Our partner in this effort, the Duke University Energy Initiative, is a university-wide interdisciplinary collaboration focused on advancing an accessible, affordable, reliable, and clean energy system. The Initiative reaches across business, engineering, environment, law, policy, and the arts and sciences to educate tomorrow’s energy innovators, develop new solutions through research, and improve energy decisions by engaging business and government leaders.
Publishing and curricular opportunities abound:
Email Alexandra Sutton Lawrence @ Alexandra.Sutton@duke.edu.
Alexandra Sutton Lawrence is the lead editor for energy policy coverage on SciPol. She holds a joint appointment with the Duke University Energy Initiative and Duke Initiative for Science & Society. Alexandra is a doctoral candidate in the Nicholas School of the Environment at Duke, where she worked with Dr. Stuart Pimm to study best practices in biodiversity conservation. Her dissertation, Conservation in the Human Landscape, comprises case studies of leadership, management, and finance in global environmental initiatives.
Alexandra has held previous policy positions at The Wildlife Society and the Consortium for Ocean Leadership, and her research has been supported by The Explorers’ Club; National Geographic’s Big Cats Initiative; and Sigma Xi. She is also the founder of Kedge Conservation, a social innovation startup that works to promote financial literacy, access, and equity in East and Southern Africa.
Visit scipol.duke.edu for news, updates, and opportunities to engage with new developments in the United States energy sector.
A new study may undermine the argument that taking DNA samples from people arrested for serious crimes is not considered an unreasonable search.
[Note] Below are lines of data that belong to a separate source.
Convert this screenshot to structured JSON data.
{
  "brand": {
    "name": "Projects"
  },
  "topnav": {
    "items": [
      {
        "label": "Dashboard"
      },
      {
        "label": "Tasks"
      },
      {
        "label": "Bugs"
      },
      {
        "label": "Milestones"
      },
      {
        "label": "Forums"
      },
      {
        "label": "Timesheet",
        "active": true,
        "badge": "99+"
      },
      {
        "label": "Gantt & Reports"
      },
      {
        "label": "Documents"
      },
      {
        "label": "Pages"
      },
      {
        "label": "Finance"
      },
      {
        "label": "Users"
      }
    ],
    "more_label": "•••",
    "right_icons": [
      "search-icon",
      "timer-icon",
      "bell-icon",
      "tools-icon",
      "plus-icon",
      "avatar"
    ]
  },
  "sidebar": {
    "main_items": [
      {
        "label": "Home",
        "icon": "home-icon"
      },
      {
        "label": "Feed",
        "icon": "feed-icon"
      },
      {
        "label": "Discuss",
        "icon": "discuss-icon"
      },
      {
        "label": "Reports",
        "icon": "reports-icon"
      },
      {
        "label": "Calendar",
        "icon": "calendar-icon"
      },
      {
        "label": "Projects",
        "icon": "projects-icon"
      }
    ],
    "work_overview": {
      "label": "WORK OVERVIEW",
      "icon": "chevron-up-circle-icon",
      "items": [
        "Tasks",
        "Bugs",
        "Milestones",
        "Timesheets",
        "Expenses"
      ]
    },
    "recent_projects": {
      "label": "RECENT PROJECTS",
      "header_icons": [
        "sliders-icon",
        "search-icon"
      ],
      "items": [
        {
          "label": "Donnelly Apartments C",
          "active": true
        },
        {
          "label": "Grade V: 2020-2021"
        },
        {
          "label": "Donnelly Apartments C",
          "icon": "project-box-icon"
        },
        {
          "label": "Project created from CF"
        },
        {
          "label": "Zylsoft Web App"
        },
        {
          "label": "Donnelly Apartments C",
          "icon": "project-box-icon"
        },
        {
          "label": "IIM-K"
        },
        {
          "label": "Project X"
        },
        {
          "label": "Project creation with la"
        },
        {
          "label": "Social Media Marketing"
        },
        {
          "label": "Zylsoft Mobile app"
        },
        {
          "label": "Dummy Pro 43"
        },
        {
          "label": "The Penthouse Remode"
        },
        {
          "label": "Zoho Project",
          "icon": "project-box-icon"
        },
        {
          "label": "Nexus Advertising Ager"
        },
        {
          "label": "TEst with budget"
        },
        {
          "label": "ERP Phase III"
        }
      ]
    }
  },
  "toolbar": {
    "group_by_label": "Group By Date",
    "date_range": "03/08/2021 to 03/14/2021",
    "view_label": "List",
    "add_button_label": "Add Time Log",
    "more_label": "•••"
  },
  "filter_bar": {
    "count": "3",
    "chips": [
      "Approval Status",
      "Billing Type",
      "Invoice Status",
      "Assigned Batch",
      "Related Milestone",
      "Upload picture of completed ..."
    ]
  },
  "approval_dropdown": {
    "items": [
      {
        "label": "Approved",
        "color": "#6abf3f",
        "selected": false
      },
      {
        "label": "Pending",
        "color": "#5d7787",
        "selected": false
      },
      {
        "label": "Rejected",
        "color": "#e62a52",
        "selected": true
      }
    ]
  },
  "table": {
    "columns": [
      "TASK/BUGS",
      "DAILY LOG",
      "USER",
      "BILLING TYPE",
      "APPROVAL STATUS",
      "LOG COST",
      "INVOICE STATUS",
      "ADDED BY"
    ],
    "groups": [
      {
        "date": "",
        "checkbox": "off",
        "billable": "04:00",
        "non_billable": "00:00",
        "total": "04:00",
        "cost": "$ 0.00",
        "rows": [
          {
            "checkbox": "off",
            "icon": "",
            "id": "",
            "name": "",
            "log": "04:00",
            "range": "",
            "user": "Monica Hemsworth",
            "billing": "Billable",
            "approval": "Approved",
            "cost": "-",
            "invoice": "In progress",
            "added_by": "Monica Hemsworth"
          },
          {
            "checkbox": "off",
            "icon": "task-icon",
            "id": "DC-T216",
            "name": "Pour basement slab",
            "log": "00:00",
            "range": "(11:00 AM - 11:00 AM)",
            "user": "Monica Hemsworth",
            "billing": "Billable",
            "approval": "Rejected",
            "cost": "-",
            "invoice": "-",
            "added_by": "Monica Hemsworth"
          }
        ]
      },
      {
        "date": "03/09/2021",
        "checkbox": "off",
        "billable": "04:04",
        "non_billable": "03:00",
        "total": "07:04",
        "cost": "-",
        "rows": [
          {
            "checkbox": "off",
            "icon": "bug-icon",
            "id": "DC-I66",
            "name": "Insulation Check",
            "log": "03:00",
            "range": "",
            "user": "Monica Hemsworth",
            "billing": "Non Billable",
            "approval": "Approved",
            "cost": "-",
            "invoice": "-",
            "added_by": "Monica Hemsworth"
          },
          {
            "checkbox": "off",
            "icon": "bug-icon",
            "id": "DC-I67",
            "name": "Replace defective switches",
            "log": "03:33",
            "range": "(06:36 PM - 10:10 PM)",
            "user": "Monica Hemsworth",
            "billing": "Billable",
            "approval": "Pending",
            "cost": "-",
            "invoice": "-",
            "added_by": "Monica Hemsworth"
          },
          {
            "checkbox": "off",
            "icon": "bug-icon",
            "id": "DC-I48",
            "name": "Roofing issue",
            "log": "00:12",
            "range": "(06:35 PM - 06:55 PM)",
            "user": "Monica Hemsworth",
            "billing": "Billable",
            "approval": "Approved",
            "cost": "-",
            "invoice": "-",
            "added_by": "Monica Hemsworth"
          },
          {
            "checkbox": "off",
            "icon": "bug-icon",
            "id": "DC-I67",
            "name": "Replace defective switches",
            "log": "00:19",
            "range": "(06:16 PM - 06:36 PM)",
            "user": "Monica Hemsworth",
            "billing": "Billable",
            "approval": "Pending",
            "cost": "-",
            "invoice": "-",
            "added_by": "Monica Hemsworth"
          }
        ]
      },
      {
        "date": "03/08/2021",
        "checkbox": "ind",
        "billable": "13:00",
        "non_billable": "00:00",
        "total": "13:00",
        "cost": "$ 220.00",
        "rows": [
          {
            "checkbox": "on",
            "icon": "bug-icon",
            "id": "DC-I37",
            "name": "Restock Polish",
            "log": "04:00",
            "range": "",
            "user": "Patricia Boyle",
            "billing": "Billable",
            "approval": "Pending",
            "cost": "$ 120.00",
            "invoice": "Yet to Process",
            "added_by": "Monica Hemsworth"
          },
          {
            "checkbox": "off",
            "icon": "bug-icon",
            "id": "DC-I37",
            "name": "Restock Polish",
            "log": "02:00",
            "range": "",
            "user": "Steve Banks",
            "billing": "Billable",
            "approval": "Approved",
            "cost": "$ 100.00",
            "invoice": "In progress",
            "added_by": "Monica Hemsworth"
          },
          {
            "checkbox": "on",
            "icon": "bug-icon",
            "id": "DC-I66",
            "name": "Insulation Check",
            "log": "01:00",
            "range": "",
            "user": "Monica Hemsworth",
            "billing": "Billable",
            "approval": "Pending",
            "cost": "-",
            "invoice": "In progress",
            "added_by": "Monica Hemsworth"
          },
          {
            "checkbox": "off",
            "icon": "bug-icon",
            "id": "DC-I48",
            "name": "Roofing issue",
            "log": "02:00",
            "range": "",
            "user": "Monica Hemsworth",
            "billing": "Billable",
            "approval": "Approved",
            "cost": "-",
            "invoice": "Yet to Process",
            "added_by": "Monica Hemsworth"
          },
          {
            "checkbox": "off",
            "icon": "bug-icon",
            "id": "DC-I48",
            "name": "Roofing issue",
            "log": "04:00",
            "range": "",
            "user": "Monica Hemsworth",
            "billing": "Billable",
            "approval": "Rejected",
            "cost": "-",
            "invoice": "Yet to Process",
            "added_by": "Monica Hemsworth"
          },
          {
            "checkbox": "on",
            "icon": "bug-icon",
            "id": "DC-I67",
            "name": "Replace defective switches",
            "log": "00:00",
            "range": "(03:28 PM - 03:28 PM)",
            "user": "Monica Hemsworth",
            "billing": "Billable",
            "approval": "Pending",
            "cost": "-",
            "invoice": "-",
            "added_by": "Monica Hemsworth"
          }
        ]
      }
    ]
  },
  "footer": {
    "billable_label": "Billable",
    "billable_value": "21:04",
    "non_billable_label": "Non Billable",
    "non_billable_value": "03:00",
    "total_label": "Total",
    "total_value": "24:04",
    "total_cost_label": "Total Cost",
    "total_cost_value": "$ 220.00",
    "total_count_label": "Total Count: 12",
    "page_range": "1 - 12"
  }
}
With comments from S&S instructor and Duke researcher Sara Katsanis.
Read the full article at Pacific Standard Magazine